Rituals in the ring
Let’s not go nuts about Warrior‘s spiritual dimension. It’s mostly blokes tearing lumps out of each other in a cage encircled by people screaming for blood and/or death.
“Again, that’s Greek,” says Hardy. “It’s the gods who have decided to sacrifice this man — Let’s watch two people kick the shit out of each other.”
Hardy sits up, giggles, pours more coffee. And that’s why people will pay to see Warrior? “Well, it’s a normal human impulse.”
He giggles wildly. No more caffeine for you, laughing boy.
“Funnily enough, for a film about MMA, Warrior scored very highly with people who don’t care about fighting,” he says.
I tell him that at the screening I attended there were lots of women whooping during the fight sequences and weeping in the poignant ones. There is a subtheme of alchoholism and abuse: Did that resonate for him because he was a drunk and a drug addict? Hardy collapsed in Soho after a crack binge in 2003.
“That was a lesson to me. I was fed to the Kraken and popped out the other side. In death I was reborn, just like in the film. Because I’d always been this adrenal kid and then I became a little shit. I’m not, now.”
He’s eight years clean. What did playing opposite a recovering alcoholic, Nick Nolte (who plays his father, Paddy, in the film), mean to him?
“I guess I’m more sympathetic to the alcoholic. I know in recovery that you are entirely responsible for your actions but I also know you’re not the same person you were yesterday. Paddy doesn’t think he’s the same person he was yesterday, he doesn’t even understand that person.”
So how can you be responsible?
“Well, that’s the conundrum of the human condition, isn’t it? Deciding when you’re responsible is hard fucking work, man.”
Moving on, moving up
I look at Hardy’s chest, thinking that it’s a shame he’s wearing a long-sleeved top. Otherwise we could spend the rest of our allotted time reading his tattoos—which seem to form an encyclopedia of his private life. His 1999-2004 marriage to Sarah Ward is commemorated by the tattoo “Till I die SW” and a dragon on his left arm. Below it are the words “figlio mio bellissimo”, commemorating his son Louis’s birth three years ago with ex-girlfriend Rachel Speed. On his back is the word “Charlotte”, marking his relationship with Charlotte Riley, whom he met on the set of Wuthering Heights. There are many others, but Hardy isn’t going to talk me through them today.
Instead, he wants to discuss his career. Warrior may be the film that breaks him in the United States.

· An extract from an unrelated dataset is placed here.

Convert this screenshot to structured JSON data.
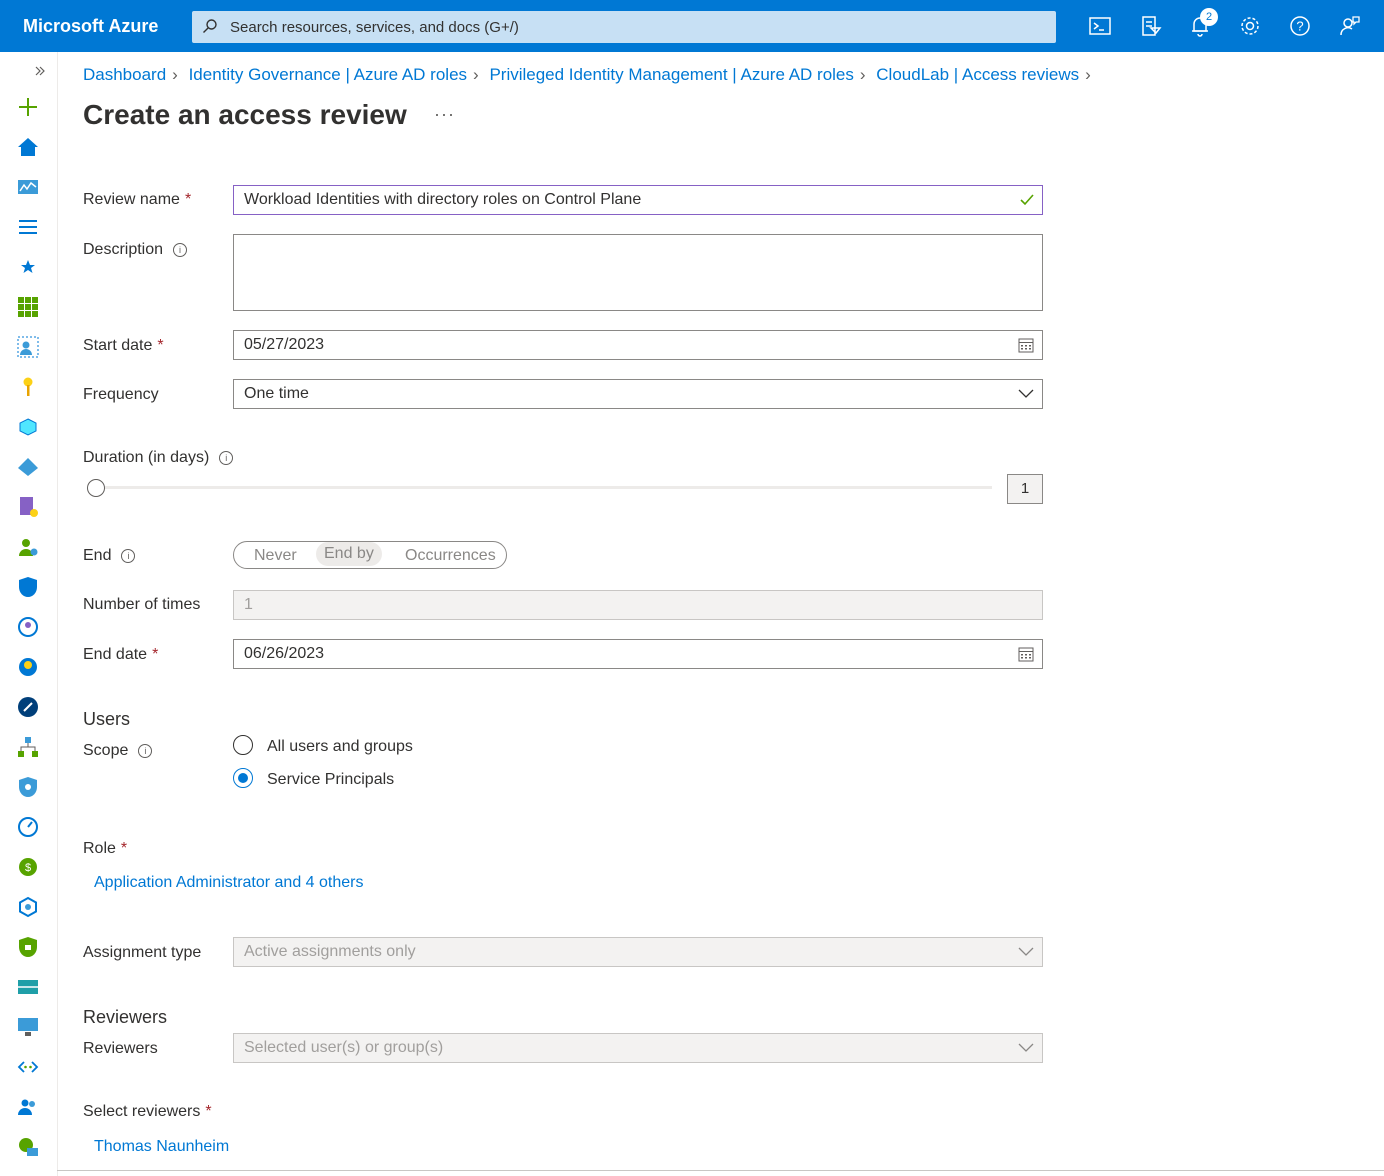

“I hope. The question I ask myself every 24 seconds is: Are we going to have a crack at the investment market in acting and producing and directing, or am I going to be a jobbing actor who struggles to work in theatre or on TV?”
The likelihood is the former. He impressed in Christopher Nolan’s Inception as Eames, the inept British conman, partly because of his delivery of lines such as: “Great. Thank you. So, now we’re trapped in Fischer’s mind battling his own private army, and if we get killed, we’ll be lost in limbo till our brains turn to scrambled egg.”
He has also wrapped another clutch of films, including This Means War, in which he plays a CIA agent. He will also be seen in the film adaptation of John Le Carré‘s Tinker Tailor Soldier Spy, where, according to Xan Brooks’s Guardian review, Hardy “raises the roof as Ricki Tarr, the tale’s bullish rogue element”.
That sounds about right: Hardy is not so much raging bull as bullish rogue. He’s loving the work, but wilting under the PR demands, the poor flower. “I’ve got about six or seven of these things [promotional interviews] going on at the moment so I’m being pulled from pillar to post.”
He’s becoming very Hollywood.
“I have to make my bones with Hollywood to get in. And when I do maybe I’ll metamorphose from Mr Muscles or whatever it is I am now and become an irascible tosser.”
I’m just glad to get out of the room with no black eye. —